## [HOW TO COMPLETE THIS TASK]
Look through the entries that follow and return each line that has the string "mượn".
------------------------------------------------------------------------
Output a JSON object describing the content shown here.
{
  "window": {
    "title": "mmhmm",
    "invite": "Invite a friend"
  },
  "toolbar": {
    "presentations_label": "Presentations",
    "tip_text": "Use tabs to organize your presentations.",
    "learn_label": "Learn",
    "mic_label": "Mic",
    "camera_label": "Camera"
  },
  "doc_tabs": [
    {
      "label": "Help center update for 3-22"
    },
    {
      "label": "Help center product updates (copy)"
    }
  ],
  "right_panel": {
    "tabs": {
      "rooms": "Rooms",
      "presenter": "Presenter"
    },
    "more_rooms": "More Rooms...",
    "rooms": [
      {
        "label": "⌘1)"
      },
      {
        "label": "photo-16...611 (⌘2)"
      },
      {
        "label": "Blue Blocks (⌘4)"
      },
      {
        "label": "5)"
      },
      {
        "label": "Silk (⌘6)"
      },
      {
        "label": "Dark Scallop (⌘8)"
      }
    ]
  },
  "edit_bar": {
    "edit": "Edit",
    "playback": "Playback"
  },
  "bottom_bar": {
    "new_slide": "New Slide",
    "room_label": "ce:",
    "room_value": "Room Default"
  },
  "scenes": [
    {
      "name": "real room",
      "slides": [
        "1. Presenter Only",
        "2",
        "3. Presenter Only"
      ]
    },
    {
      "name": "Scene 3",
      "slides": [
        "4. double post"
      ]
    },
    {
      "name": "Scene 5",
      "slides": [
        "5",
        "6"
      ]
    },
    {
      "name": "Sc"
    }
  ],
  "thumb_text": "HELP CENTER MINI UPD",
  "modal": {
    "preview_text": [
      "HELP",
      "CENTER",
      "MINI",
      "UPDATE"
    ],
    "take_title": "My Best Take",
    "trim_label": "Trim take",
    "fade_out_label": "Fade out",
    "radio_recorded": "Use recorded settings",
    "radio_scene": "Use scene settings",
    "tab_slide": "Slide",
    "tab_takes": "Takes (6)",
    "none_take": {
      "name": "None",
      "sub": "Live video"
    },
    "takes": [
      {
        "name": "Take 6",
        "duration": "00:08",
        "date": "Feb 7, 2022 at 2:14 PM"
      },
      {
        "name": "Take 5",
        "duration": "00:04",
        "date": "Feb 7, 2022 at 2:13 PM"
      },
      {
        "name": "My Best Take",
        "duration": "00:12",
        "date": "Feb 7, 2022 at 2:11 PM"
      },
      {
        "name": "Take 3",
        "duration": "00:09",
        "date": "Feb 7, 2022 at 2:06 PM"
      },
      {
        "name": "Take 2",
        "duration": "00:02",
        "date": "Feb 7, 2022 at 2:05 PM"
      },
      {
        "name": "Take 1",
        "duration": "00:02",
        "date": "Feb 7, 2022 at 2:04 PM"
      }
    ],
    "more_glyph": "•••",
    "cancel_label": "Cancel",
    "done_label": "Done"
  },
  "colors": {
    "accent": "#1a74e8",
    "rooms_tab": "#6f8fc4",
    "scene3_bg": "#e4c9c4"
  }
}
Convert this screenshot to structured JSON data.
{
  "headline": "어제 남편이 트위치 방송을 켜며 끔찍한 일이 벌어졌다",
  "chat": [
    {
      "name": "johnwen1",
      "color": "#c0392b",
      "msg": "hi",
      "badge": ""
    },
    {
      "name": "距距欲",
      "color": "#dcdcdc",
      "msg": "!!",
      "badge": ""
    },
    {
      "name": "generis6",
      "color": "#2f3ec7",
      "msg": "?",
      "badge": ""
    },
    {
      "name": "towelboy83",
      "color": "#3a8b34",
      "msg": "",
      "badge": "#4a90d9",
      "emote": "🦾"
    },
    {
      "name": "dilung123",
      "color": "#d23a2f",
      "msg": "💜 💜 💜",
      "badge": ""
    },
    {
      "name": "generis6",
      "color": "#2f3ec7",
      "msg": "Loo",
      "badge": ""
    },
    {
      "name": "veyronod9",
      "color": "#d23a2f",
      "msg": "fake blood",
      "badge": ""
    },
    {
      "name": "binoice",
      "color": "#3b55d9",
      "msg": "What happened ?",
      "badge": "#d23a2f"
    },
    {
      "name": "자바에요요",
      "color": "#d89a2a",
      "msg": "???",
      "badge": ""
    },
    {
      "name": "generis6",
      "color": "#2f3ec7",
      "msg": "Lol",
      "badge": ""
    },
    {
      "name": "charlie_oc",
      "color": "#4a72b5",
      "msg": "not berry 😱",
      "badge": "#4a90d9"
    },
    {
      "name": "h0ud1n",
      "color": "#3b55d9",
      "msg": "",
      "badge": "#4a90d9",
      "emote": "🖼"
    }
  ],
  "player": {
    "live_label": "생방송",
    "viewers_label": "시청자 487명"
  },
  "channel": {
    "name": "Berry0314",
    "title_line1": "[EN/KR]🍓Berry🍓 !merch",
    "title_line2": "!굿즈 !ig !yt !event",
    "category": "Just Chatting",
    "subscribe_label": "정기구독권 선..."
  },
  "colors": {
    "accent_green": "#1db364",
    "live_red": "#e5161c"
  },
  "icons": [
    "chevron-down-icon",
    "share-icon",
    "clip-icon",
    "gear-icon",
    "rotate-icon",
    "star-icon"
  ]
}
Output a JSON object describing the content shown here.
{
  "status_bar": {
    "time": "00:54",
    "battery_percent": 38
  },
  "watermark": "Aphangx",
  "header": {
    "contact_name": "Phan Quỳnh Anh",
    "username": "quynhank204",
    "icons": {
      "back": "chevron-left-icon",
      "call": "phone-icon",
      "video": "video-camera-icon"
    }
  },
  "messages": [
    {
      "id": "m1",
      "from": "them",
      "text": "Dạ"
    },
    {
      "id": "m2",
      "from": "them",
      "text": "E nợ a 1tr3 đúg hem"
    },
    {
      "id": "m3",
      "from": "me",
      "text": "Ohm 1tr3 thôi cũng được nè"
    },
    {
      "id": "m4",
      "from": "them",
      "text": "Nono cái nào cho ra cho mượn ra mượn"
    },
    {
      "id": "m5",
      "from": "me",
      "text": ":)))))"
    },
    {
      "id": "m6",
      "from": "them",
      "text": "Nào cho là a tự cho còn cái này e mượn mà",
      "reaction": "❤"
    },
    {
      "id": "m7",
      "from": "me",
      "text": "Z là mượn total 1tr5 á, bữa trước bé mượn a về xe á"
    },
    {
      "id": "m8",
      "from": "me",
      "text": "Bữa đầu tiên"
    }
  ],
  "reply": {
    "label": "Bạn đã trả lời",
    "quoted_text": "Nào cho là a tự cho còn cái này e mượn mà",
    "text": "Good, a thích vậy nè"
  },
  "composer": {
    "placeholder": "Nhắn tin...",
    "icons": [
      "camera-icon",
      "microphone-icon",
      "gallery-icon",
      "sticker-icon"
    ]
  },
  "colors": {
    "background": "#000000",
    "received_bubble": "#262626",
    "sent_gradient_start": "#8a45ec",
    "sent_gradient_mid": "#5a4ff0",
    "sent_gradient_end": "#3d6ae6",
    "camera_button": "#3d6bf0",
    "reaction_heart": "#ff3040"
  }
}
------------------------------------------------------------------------
## [SOLUTION FOR THIS EXERCISE]
      "text": "Nono cái nào cho ra cho mượn ra mượn"
      "text": "Nào cho là a tự cho còn cái này e mượn mà",
      "text": "Z là mượn total 1tr5 á, bữa trước bé mượn a về xe á"
    "quoted_text": "Nào cho là a tự cho còn cái này e mượn mà",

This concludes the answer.